▸ What to do
Count the lines below that hold the string "value". Give only that number.

▸ Material shown
++++++

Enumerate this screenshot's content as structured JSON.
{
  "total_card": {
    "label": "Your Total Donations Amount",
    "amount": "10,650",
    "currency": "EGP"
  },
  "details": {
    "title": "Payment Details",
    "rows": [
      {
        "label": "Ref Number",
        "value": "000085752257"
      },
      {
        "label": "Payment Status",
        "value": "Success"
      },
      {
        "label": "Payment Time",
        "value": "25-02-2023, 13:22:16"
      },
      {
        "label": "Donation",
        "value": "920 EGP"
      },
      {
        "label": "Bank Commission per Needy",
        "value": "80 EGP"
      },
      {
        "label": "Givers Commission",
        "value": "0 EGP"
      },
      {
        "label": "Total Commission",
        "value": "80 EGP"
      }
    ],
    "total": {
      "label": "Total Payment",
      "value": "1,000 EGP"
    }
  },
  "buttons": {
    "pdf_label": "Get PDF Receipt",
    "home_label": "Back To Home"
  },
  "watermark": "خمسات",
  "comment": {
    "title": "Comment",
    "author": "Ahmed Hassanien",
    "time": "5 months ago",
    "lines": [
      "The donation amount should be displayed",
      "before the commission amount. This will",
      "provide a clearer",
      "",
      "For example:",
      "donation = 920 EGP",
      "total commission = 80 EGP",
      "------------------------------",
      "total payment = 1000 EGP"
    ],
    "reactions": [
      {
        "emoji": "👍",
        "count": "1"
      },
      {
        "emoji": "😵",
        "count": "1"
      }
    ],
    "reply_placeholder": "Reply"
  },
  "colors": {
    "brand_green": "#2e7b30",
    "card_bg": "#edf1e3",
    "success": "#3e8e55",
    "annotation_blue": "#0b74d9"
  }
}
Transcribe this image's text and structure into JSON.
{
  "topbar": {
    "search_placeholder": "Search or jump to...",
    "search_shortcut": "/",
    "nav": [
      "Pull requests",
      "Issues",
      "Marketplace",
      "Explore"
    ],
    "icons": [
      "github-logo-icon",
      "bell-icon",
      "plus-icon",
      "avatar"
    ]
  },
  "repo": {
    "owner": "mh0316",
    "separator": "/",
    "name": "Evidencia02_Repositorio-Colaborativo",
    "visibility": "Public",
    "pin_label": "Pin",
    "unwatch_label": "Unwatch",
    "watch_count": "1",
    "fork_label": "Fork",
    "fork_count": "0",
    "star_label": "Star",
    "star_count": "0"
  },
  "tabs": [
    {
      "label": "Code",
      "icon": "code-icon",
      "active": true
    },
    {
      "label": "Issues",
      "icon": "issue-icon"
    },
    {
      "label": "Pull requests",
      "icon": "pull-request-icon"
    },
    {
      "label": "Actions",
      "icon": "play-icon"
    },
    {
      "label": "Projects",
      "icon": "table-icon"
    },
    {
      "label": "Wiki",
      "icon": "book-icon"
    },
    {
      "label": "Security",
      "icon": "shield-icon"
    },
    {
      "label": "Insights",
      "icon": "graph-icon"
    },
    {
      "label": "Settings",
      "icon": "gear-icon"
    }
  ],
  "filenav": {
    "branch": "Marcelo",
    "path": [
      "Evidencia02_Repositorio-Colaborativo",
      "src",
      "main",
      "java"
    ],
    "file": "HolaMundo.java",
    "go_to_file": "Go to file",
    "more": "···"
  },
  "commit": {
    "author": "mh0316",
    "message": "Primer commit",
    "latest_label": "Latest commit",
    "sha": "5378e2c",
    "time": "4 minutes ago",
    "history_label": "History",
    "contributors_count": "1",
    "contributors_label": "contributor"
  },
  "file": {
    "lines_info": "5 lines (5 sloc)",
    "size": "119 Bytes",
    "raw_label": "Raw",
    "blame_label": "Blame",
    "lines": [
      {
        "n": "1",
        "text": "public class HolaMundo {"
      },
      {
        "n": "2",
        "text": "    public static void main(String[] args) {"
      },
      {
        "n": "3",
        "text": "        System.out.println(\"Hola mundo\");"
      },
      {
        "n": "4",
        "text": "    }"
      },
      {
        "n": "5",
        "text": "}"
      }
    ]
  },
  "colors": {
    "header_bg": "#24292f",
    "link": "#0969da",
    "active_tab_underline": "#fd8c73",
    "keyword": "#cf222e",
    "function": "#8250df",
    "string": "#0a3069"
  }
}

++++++

▸ Response for this exercise
8